--- Task material Enclosed Below ---
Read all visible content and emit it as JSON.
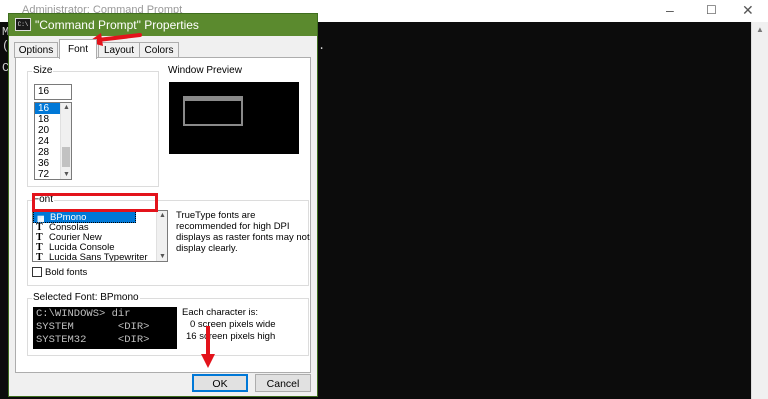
{
  "background_window": {
    "title": "Administrator: Command Prompt",
    "console_lines": [
      "Mi",
      "(c",
      "C:"
    ],
    "console_tail": "."
  },
  "dialog": {
    "title": "\"Command Prompt\" Properties",
    "tabs": [
      {
        "label": "Options"
      },
      {
        "label": "Font"
      },
      {
        "label": "Layout"
      },
      {
        "label": "Colors"
      }
    ],
    "active_tab": "Font"
  },
  "size": {
    "label": "Size",
    "value": "16",
    "options": [
      "16",
      "18",
      "20",
      "24",
      "28",
      "36",
      "72"
    ],
    "selected": "16"
  },
  "preview": {
    "label": "Window Preview"
  },
  "font": {
    "label": "Font",
    "items": [
      {
        "name": "BPmono",
        "icon": "ttf-icon",
        "selected": true
      },
      {
        "name": "Consolas",
        "icon": "truetype-icon"
      },
      {
        "name": "Courier New",
        "icon": "truetype-icon"
      },
      {
        "name": "Lucida Console",
        "icon": "truetype-icon"
      },
      {
        "name": "Lucida Sans Typewriter",
        "icon": "truetype-icon"
      }
    ],
    "note": "TrueType fonts are recommended for high DPI displays as raster fonts may not display clearly.",
    "bold_label": "Bold fonts",
    "bold_checked": false
  },
  "selected_font": {
    "label": "Selected Font: BPmono",
    "sample_lines": [
      "C:\\WINDOWS> dir",
      "SYSTEM       <DIR>",
      "SYSTEM32     <DIR>"
    ],
    "char_title": "Each character is:",
    "width_text": "0 screen pixels wide",
    "height_text": "16 screen pixels high"
  },
  "buttons": {
    "ok": "OK",
    "cancel": "Cancel"
  },
  "colors": {
    "titlebar": "#5b8a2e",
    "selection": "#0078d7",
    "annotation": "#e3131b"
  }
}
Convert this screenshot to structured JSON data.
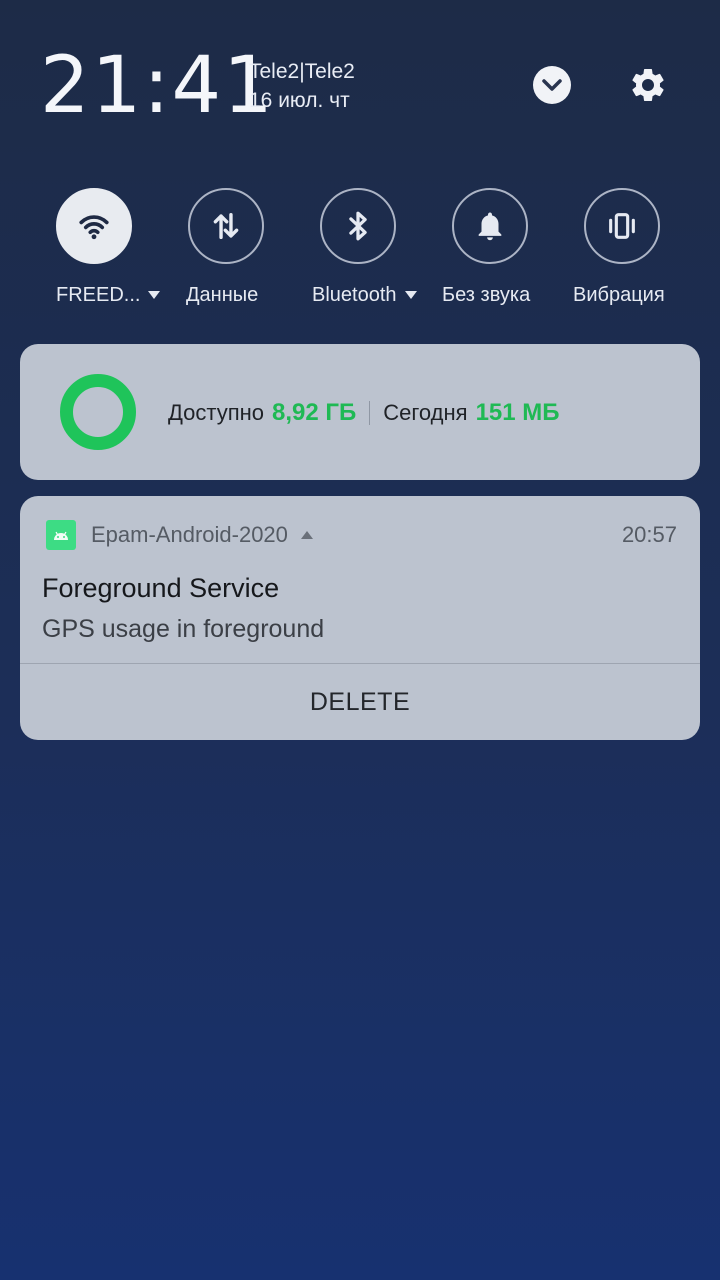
{
  "status": {
    "time": "21:41",
    "carrier": "Tele2|Tele2",
    "date": "16 июл. чт"
  },
  "header": {
    "expand_icon": "chevron-down-icon",
    "settings_icon": "gear-icon"
  },
  "quick_tiles": [
    {
      "label": "FREED...",
      "icon": "wifi-icon",
      "active": true,
      "has_dropdown": true
    },
    {
      "label": "Данные",
      "icon": "mobile-data-icon",
      "active": false,
      "has_dropdown": false
    },
    {
      "label": "Bluetooth",
      "icon": "bluetooth-icon",
      "active": false,
      "has_dropdown": true
    },
    {
      "label": "Без звука",
      "icon": "bell-icon",
      "active": false,
      "has_dropdown": false
    },
    {
      "label": "Вибрация",
      "icon": "vibration-icon",
      "active": false,
      "has_dropdown": false
    }
  ],
  "data_usage": {
    "available_label": "Доступно",
    "available_value": "8,92 ГБ",
    "today_label": "Сегодня",
    "today_value": "151 МБ",
    "accent_color": "#1fc45a"
  },
  "notification": {
    "app_name": "Epam-Android-2020",
    "time": "20:57",
    "title": "Foreground Service",
    "text": "GPS usage in foreground",
    "action_label": "DELETE",
    "app_icon": "android-icon"
  }
}
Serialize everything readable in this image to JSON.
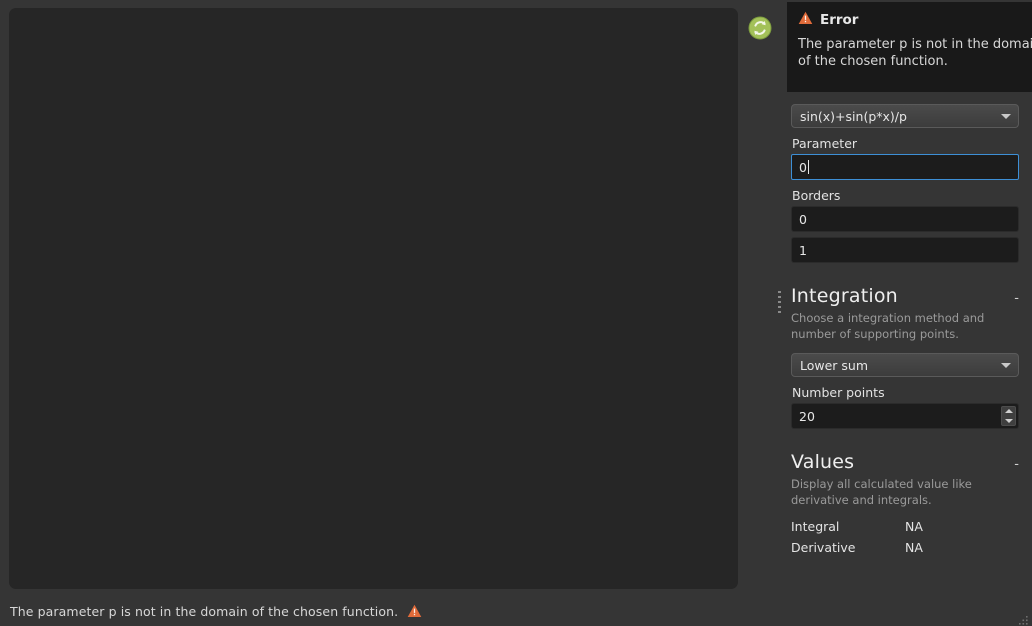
{
  "app": {
    "background_color": "#353535",
    "panel_color": "#353535",
    "plot_color": "#262626",
    "accent_focus_color": "#3d8fd6",
    "warning_color": "#e06b3a"
  },
  "plot": {
    "name": "function-plot-canvas",
    "content": ""
  },
  "toolbar": {
    "refresh_icon": "refresh-icon"
  },
  "error": {
    "icon": "warning-triangle-icon",
    "title": "Error",
    "message": "The parameter p is not in the domain of the chosen function."
  },
  "controls": {
    "function_select": {
      "label": "",
      "value": "sin(x)+sin(p*x)/p",
      "icon": "chevron-down-icon"
    },
    "parameter": {
      "label": "Parameter",
      "value": "0",
      "focused": true
    },
    "borders": {
      "label": "Borders",
      "lower_value": "0",
      "upper_value": "1"
    }
  },
  "integration": {
    "title": "Integration",
    "collapse_label": "-",
    "description": "Choose a integration method and number of supporting points.",
    "method_select": {
      "value": "Lower sum",
      "icon": "chevron-down-icon"
    },
    "number_points": {
      "label": "Number points",
      "value": "20"
    }
  },
  "values": {
    "title": "Values",
    "collapse_label": "-",
    "description": "Display all calculated value like derivative and integrals.",
    "rows": [
      {
        "key": "Integral",
        "value": "NA"
      },
      {
        "key": "Derivative",
        "value": "NA"
      }
    ]
  },
  "status_bar": {
    "message": "The parameter p is not in the domain of the chosen function.",
    "icon": "warning-triangle-icon"
  }
}
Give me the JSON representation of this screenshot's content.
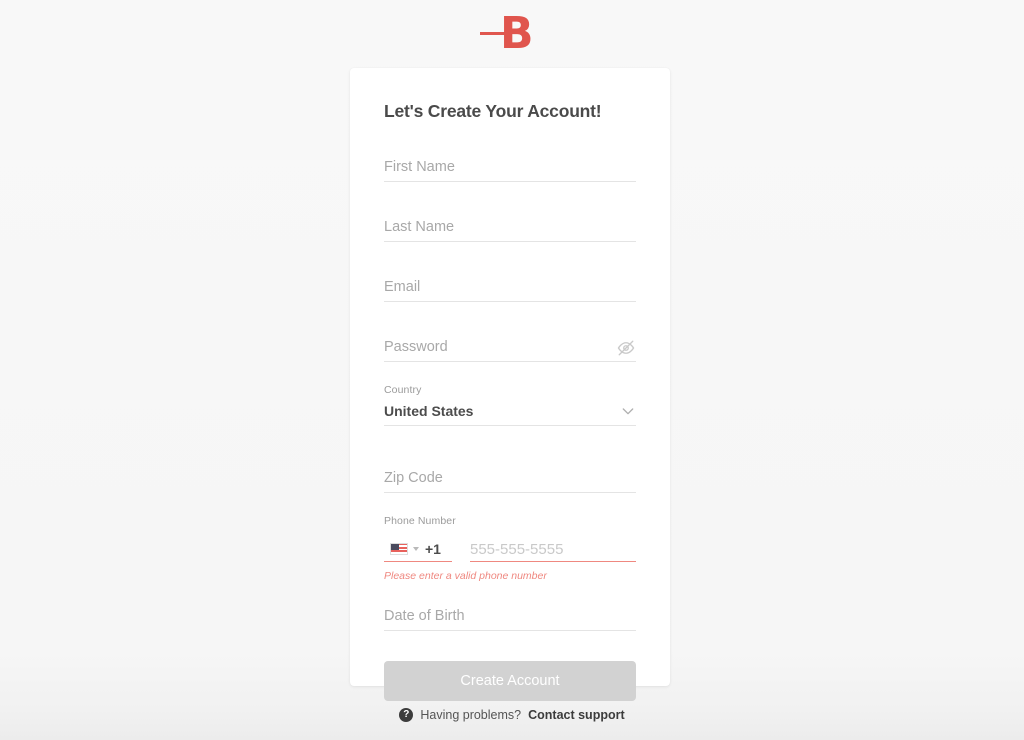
{
  "brand": {
    "logo_letter": "B",
    "logo_icon": "brand-logo-b",
    "logo_color": "#e0554d"
  },
  "card": {
    "title": "Let's Create Your Account!"
  },
  "fields": {
    "first_name": {
      "placeholder": "First Name",
      "value": ""
    },
    "last_name": {
      "placeholder": "Last Name",
      "value": ""
    },
    "email": {
      "placeholder": "Email",
      "value": ""
    },
    "password": {
      "placeholder": "Password",
      "value": "",
      "toggle_icon": "eye-off-icon"
    },
    "country": {
      "label": "Country",
      "value": "United States",
      "chevron_icon": "chevron-down-icon"
    },
    "zip_code": {
      "placeholder": "Zip Code",
      "value": ""
    },
    "phone": {
      "label": "Phone Number",
      "flag_icon": "us-flag-icon",
      "dial_code": "+1",
      "placeholder": "555-555-5555",
      "value": "",
      "error": "Please enter a valid phone number",
      "error_color": "#ef8880"
    },
    "date_of_birth": {
      "placeholder": "Date of Birth",
      "value": ""
    }
  },
  "submit": {
    "label": "Create Account",
    "disabled": true,
    "color": "#d2d2d2"
  },
  "footer": {
    "help_icon": "question-mark-icon",
    "text": "Having problems?",
    "link": "Contact support"
  }
}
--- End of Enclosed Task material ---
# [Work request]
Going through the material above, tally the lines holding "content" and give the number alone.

# [Solution for this exercise]
3